Source data
────

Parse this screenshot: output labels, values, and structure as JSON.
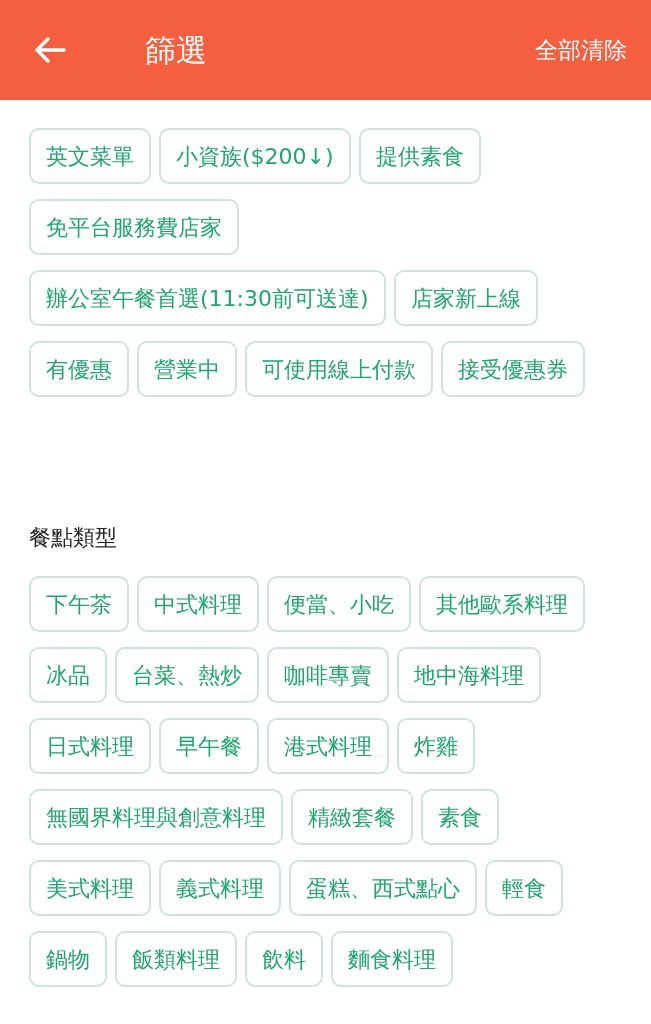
{
  "header": {
    "title": "篩選",
    "clear_all": "全部清除"
  },
  "sections": [
    {
      "chips": [
        {
          "label": "英文菜單",
          "selected": false
        },
        {
          "label": "小資族($200↓)",
          "selected": false
        },
        {
          "label": "提供素食",
          "selected": false
        },
        {
          "label": "免平台服務費店家",
          "selected": false
        },
        {
          "label": "辦公室午餐首選(11:30前可送達)",
          "selected": false
        },
        {
          "label": "店家新上線",
          "selected": false
        },
        {
          "label": "有優惠",
          "selected": false
        },
        {
          "label": "營業中",
          "selected": false
        },
        {
          "label": "可使用線上付款",
          "selected": false
        },
        {
          "label": "接受優惠券",
          "selected": false
        }
      ]
    },
    {
      "title": "餐點類型",
      "chips": [
        {
          "label": "下午茶",
          "selected": false
        },
        {
          "label": "中式料理",
          "selected": false
        },
        {
          "label": "便當、小吃",
          "selected": false
        },
        {
          "label": "其他歐系料理",
          "selected": false
        },
        {
          "label": "冰品",
          "selected": false
        },
        {
          "label": "台菜、熱炒",
          "selected": false
        },
        {
          "label": "咖啡專賣",
          "selected": false
        },
        {
          "label": "地中海料理",
          "selected": false
        },
        {
          "label": "日式料理",
          "selected": false
        },
        {
          "label": "早午餐",
          "selected": false
        },
        {
          "label": "港式料理",
          "selected": false
        },
        {
          "label": "炸雞",
          "selected": false
        },
        {
          "label": "無國界料理與創意料理",
          "selected": false
        },
        {
          "label": "精緻套餐",
          "selected": false
        },
        {
          "label": "素食",
          "selected": false
        },
        {
          "label": "美式料理",
          "selected": false
        },
        {
          "label": "義式料理",
          "selected": false
        },
        {
          "label": "蛋糕、西式點心",
          "selected": false
        },
        {
          "label": "輕食",
          "selected": false
        },
        {
          "label": "鍋物",
          "selected": false
        },
        {
          "label": "飯類料理",
          "selected": false
        },
        {
          "label": "飲料",
          "selected": false
        },
        {
          "label": "麵食料理",
          "selected": false
        }
      ]
    }
  ]
}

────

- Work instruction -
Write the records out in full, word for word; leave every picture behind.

- Exercise result -
Parse this screenshot: output labels, values, and structure as JSON.
{
  "header": {
    "title": "篩選",
    "clear_all": "全部清除"
  },
  "sections": [
    {
      "chips": [
        {
          "label": "英文菜單",
          "selected": false
        },
        {
          "label": "小資族($200↓)",
          "selected": false
        },
        {
          "label": "提供素食",
          "selected": false
        },
        {
          "label": "免平台服務費店家",
          "selected": false
        },
        {
          "label": "辦公室午餐首選(11:30前可送達)",
          "selected": false
        },
        {
          "label": "店家新上線",
          "selected": false
        },
        {
          "label": "有優惠",
          "selected": false
        },
        {
          "label": "營業中",
          "selected": false
        },
        {
          "label": "可使用線上付款",
          "selected": false
        },
        {
          "label": "接受優惠券",
          "selected": false
        }
      ]
    },
    {
      "title": "餐點類型",
      "chips": [
        {
          "label": "下午茶",
          "selected": false
        },
        {
          "label": "中式料理",
          "selected": false
        },
        {
          "label": "便當、小吃",
          "selected": false
        },
        {
          "label": "其他歐系料理",
          "selected": false
        },
        {
          "label": "冰品",
          "selected": false
        },
        {
          "label": "台菜、熱炒",
          "selected": false
        },
        {
          "label": "咖啡專賣",
          "selected": false
        },
        {
          "label": "地中海料理",
          "selected": false
        },
        {
          "label": "日式料理",
          "selected": false
        },
        {
          "label": "早午餐",
          "selected": false
        },
        {
          "label": "港式料理",
          "selected": false
        },
        {
          "label": "炸雞",
          "selected": false
        },
        {
          "label": "無國界料理與創意料理",
          "selected": false
        },
        {
          "label": "精緻套餐",
          "selected": false
        },
        {
          "label": "素食",
          "selected": false
        },
        {
          "label": "美式料理",
          "selected": false
        },
        {
          "label": "義式料理",
          "selected": false
        },
        {
          "label": "蛋糕、西式點心",
          "selected": false
        },
        {
          "label": "輕食",
          "selected": false
        },
        {
          "label": "鍋物",
          "selected": false
        },
        {
          "label": "飯類料理",
          "selected": false
        },
        {
          "label": "飲料",
          "selected": false
        },
        {
          "label": "麵食料理",
          "selected": false
        }
      ]
    }
  ]
}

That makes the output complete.